**WHAT THE TASK ASKS**
Each line below should be quoted exactly, please.

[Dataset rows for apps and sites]
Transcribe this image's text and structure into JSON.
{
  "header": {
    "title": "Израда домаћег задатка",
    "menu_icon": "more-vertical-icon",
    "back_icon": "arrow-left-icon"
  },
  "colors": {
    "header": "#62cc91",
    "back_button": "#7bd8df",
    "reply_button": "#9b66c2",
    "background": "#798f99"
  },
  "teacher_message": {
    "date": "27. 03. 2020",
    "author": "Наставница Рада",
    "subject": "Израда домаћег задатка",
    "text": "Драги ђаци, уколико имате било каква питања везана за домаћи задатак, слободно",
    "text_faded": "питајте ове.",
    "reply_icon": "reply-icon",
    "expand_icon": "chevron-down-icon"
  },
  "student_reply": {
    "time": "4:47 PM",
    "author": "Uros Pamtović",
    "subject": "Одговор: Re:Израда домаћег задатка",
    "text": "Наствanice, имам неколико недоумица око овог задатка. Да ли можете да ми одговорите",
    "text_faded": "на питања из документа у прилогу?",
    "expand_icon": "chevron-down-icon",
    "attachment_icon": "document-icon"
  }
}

**ANSWER TO THE EXERCISE**
Transcribe this image's text and structure into JSON.
{
  "header": {
    "title": "Израда домаћег задатка",
    "menu_icon": "more-vertical-icon",
    "back_icon": "arrow-left-icon"
  },
  "colors": {
    "header": "#62cc91",
    "back_button": "#7bd8df",
    "reply_button": "#9b66c2",
    "background": "#798f99"
  },
  "teacher_message": {
    "date": "27. 03. 2020",
    "author": "Наставница Рада",
    "subject": "Израда домаћег задатка",
    "text": "Драги ђаци, уколико имате било каква питања везана за домаћи задатак, слободно",
    "text_faded": "питајте ове.",
    "reply_icon": "reply-icon",
    "expand_icon": "chevron-down-icon"
  },
  "student_reply": {
    "time": "4:47 PM",
    "author": "Uros Pamtović",
    "subject": "Одговор: Re:Израда домаћег задатка",
    "text": "Наствanice, имам неколико недоумица око овог задатка. Да ли можете да ми одговорите",
    "text_faded": "на питања из документа у прилогу?",
    "expand_icon": "chevron-down-icon",
    "attachment_icon": "document-icon"
  }
}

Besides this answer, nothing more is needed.